To sum up, we have poor, likely malnourished, women exposed to a cocktail of chemical toxicants both before and during pregnancy in a region where a viral pathogen is present. Without the other factors, it is not clear that Zika would pose a threat to fetal brain development. From animal studies, absent immunocompromise, there is no evidence of Zika in the brain. In contrast, without Zika, it is quite possible that any of these other factors, alone or in combination, could initiate the disease process resulting in microcephaly. That is not to say that the Zika virus, once it reaches the brain, wouldn’t wreak havoc and induce damage. Both imaging and cell culture studies suggest that it would. I would argue, however, that it would not reach the brain without some combination of other toxicants and/or maternal malnutrition. I would also argue, that while Zika induces damage once in the fetal brain, it may not be the cause of the microcephaly. That might originate from the toxicant exposures combined with the malnutrition targeting a particular nutrient transporter known to induce microcephaly.
I think the Brazilian microcephaly cases, though coincident with Zika, are not caused by Zika.
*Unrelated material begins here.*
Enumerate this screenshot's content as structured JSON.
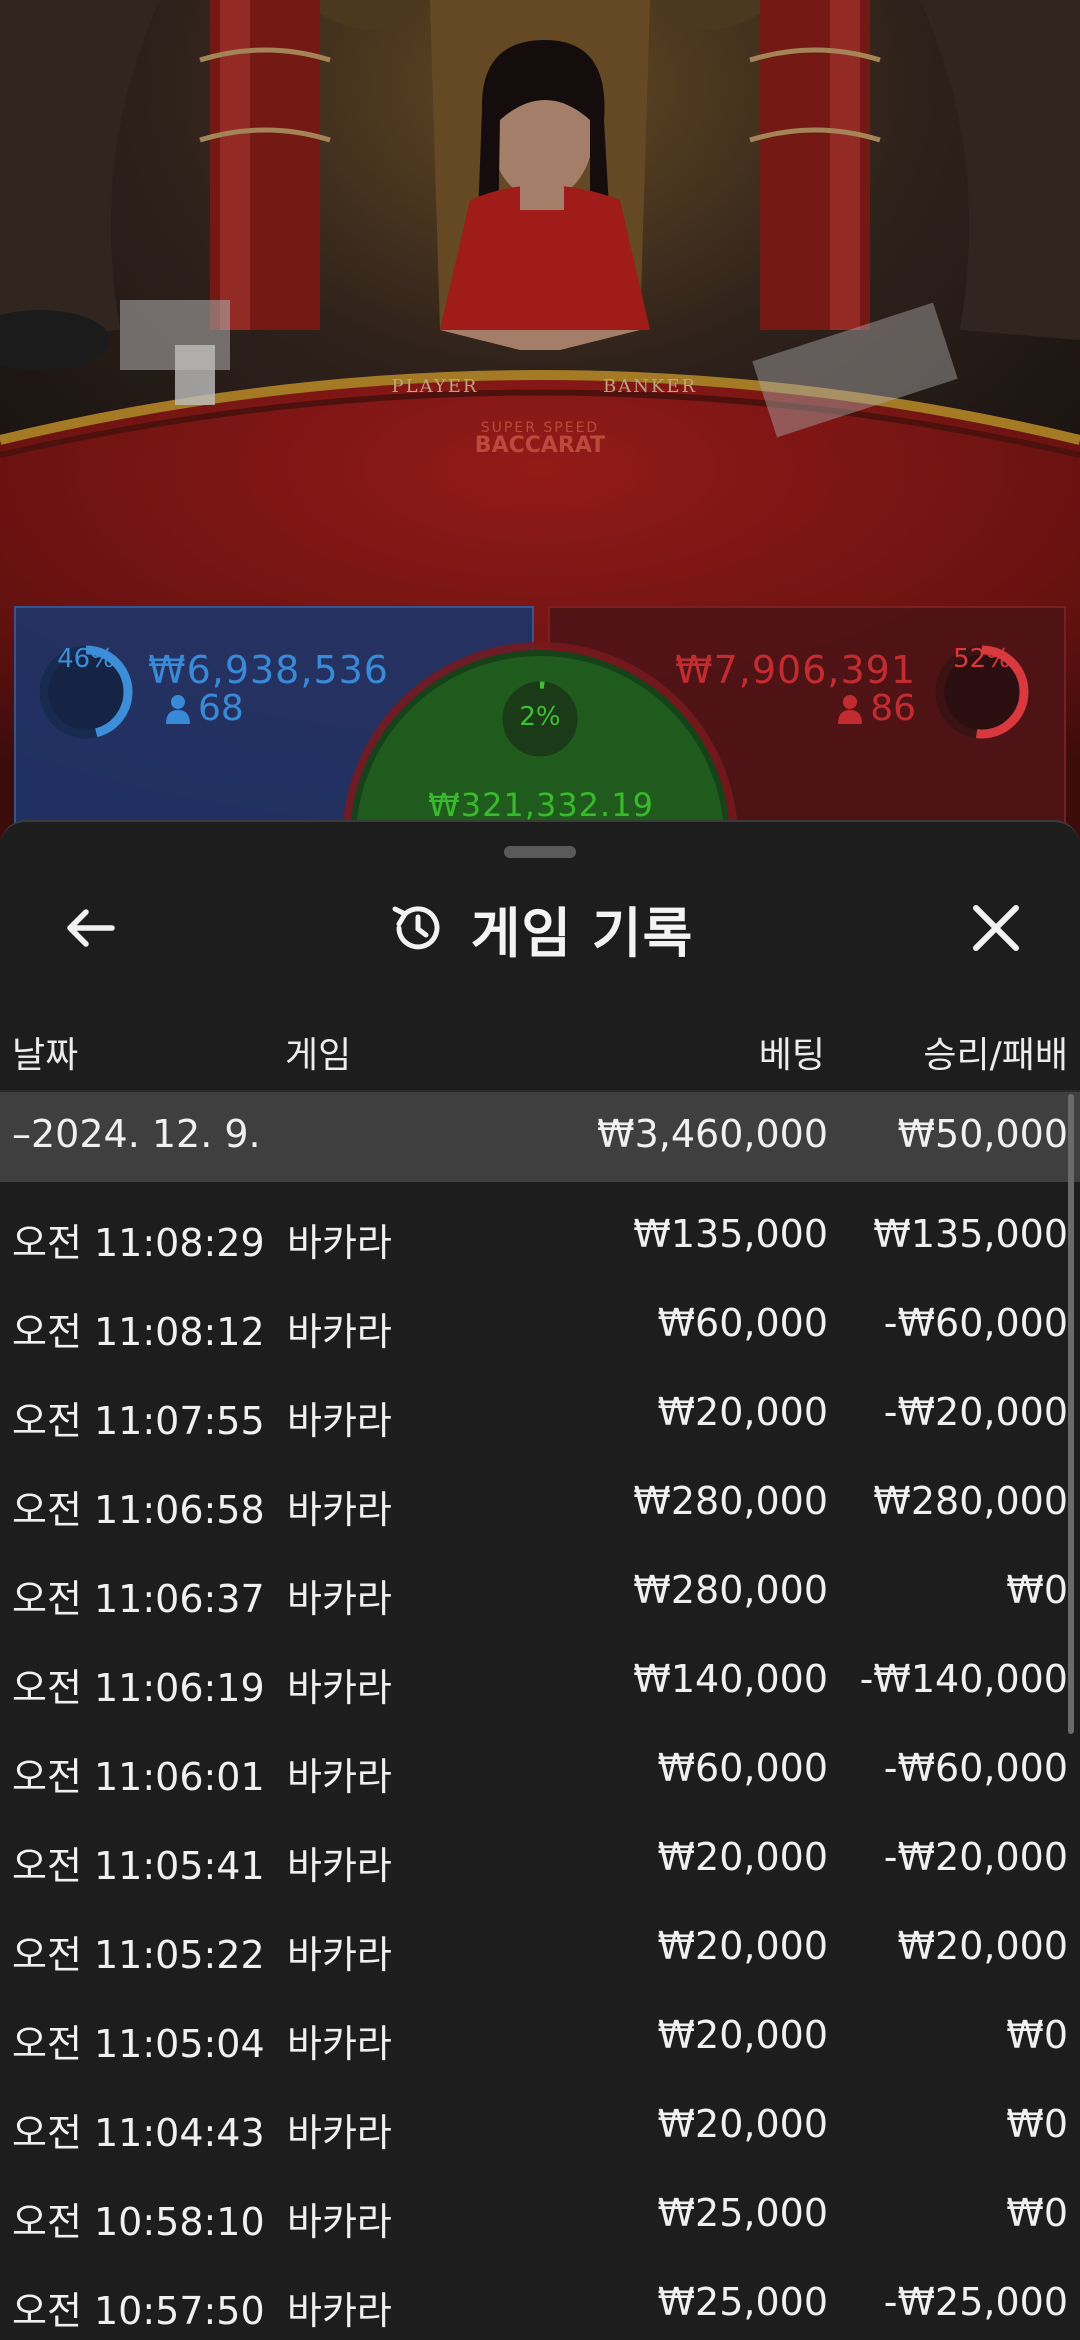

I think the combination of toxicants induce secondary microcephaly via direct thiamine deficiency and depletion and/or functional or epigenetic alterations to the thiamine transporter SLC25A19. Briefly, thiamine is critical for mitochondrial function, which are critical for energy production for every cell in the body. When we deplete thiamine, all sorts of things go wrong, particularly in the areas requiring the most energy – the brain, heart, etc. (See thiamine deficiency.) When we deplete thiamine during pregnancy, fetal development and neurodevelopment are affected. When we block it severely and/or we block the transporter that takes thiamine from the cell to the mitochondria, we get microcephaly. It is believed that this type of microcephaly is rare and develops largely in consanguineous communities via transmission of a specific set of genetic mutations. Over the recent decade however, researchers have learned that all sorts of functions formally thought to be affected only by mutations, can also be affected epigenetically. That is, via gene activation/deactivation with no mutation necessary. Environmental and pharmaceutical chemicals drive epigenetic modification. Similarly, environmental and pharmaceutical chemicals can drive other functional changes that would serve to reduce thiamine availability. And finally, since thiamine must be derived from diet, malnutrition alone, or in combination with a faulty thiamine transporter, could create a state of maternal thiamine deficiency that results in microcephaly. The chemical environment into which these children were born provides the perfect composition of thiamine damaging factors, likely centered at the level of the thiamine transporter with possible epigenetic alterations in the SLC25A19 gene.
So while Zika has been found in the brains of some of these children and Zika can cause alterations in neural function, at least in a petri dish of cultured neural stem cells, it has no mechanism for vertical transmission without the maternal immunocompromise, making Zika neither necessary nor sufficient to induce microcephaly by itself. In contrast, each of the variables discussed in this paper are capable of producing severe birth defects, including microcephaly without Zika, if the exposures are significant. They are sufficient to cause microcephaly but maybe not necessary. We need one more variable. That variable is thiamine deficiency. Thiamine deficiency whether by nutritional deficits, functional alterations in absorption or usage and/or by problems with the transporter, is both necessary and sufficient to cause microcephaly. Thiamine deficiency sits at the nexus of all of these variables and is the key to understanding the Brazilian microcephaly problem. This means that the environmental and pharmaceutical chemicals, not the Zika virus, are responsible. Zika is secondary. Zika is not THE pathogen. It is simply a pathogen. And it is certainly not the smoking gun we need to forestall microcephaly.